At several moments during the lifetime of an allocation (allocation, user free, real free), the page heap manager checks to see if the block has all fill patterns intact, and if the block header has consistent data. If this is not the case you will get the message "Page heap: block @ ADDRESS is corrupted".

If this is a full-page heap block (that is, if you know that full-page heap is enabled for all allocations), then you can use this command to find the characteristics of the block:

!heap -p -f ADDRESS

If it is a normal page heap block, then you must determine the start address for the block header. To do this, dump 30-40 bytes below the reported address and look for the start/end patterns for a block header: ABCDAAAA, ABCDBBBB, ABCDAAA9, ABCDBBBA. See The Structure of a Page Heap Block for more information about the structure of the heap.

The header provides most of the information that you need to understand a failure. Specifically the start/end patterns tell you if the block is allocated or free, and if it is a normal or full-page heap block. The information has to be matched carefully with the offending call. For example, if a call to HeapFree is made with the address of a block plus four bytes, then you will get the corrupted block message. The block header will look fine, but the first byte after the end of the header (that is, the first byte after 0xDCBAxxxx) has a different address then the one in the call.


  • Even if you have full-page heap enabled, you can get the corrupted block message if there is an "off-by-a-few-bytes" error because of the small fill pattern needed at end of allocations for alignment reasons. See "Unaligned allocations" earlier in this document.

Special fill pointers

The page heap manager fills the user allocation with values that look like kernel pointers (fill value is F0). This occurs when the block is freed and if the block is allocated, but no request is made for the block to be zeroed (fill value is E0 for normal page heap and C0 for full-page heap). The non-zeroed allocations are typical for malloc/new users. If there is an access violation where a read/write is attempted at addresses like 0xF0F0F0F0, 0xE0E0E0E0, 0xC0C0C0C0, then the test application has probably hit one of these cases.

A read/write at 0xF0F0F0F0 means that a block has been used after it was freed. You need to do some detective work to find out which block caused this. Inspect the stack trace of the failure and the code for the functions on the stack.

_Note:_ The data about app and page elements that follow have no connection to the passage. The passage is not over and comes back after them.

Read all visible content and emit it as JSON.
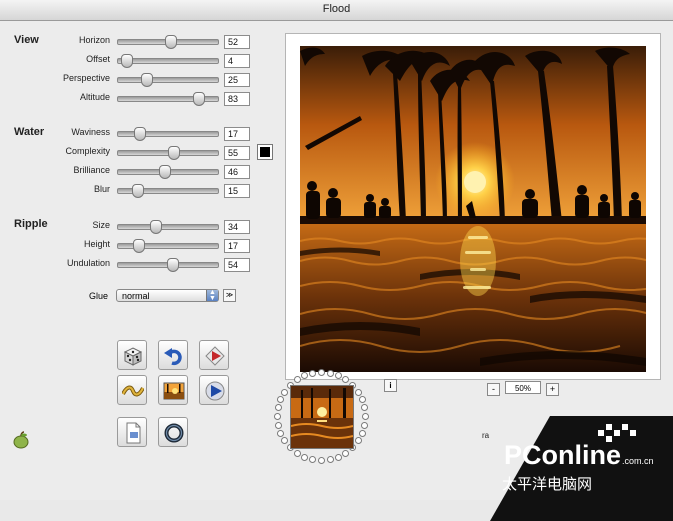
{
  "window": {
    "title": "Flood"
  },
  "sections": {
    "view": "View",
    "water": "Water",
    "ripple": "Ripple"
  },
  "sliders": [
    {
      "id": "horizon",
      "label": "Horizon",
      "value": "52"
    },
    {
      "id": "offset",
      "label": "Offset",
      "value": "4"
    },
    {
      "id": "perspective",
      "label": "Perspective",
      "value": "25"
    },
    {
      "id": "altitude",
      "label": "Altitude",
      "value": "83"
    },
    {
      "id": "waviness",
      "label": "Waviness",
      "value": "17"
    },
    {
      "id": "complexity",
      "label": "Complexity",
      "value": "55"
    },
    {
      "id": "brilliance",
      "label": "Brilliance",
      "value": "46"
    },
    {
      "id": "blur",
      "label": "Blur",
      "value": "15"
    },
    {
      "id": "size",
      "label": "Size",
      "value": "34"
    },
    {
      "id": "height",
      "label": "Height",
      "value": "17"
    },
    {
      "id": "undulation",
      "label": "Undulation",
      "value": "54"
    }
  ],
  "slider_levels": [
    0.52,
    0.08,
    0.28,
    0.8,
    0.21,
    0.55,
    0.46,
    0.19,
    0.37,
    0.2,
    0.54
  ],
  "glue": {
    "label": "Glue",
    "value": "normal",
    "button": "≫"
  },
  "water_color": "#000000",
  "zoom": {
    "minus": "-",
    "value": "50%",
    "plus": "+"
  },
  "info_button": "i",
  "tools": [
    "dice-icon",
    "undo-icon",
    "render-icon",
    "wave-icon",
    "landscape-icon",
    "play-icon",
    "file-icon",
    "ring-icon"
  ],
  "footer": {
    "ra": "ra"
  },
  "watermark": {
    "brand": "PConline",
    "domain": ".com.cn",
    "cn": "太平洋电脑网"
  }
}
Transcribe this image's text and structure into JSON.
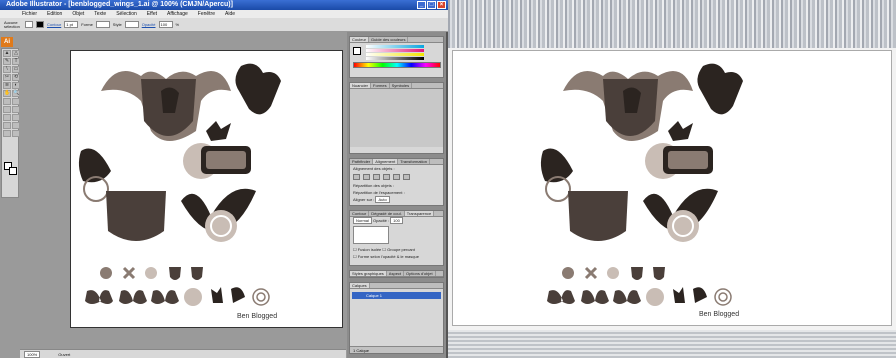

Look for functions that make wrong assumptions about an allocation being available after it was freed.

A read/write at 0xE0E0E0E0 or 0xC0C0C0C0 means that the application did not initialize the allocation properly. Inspect the code of the functions in the current stack trace.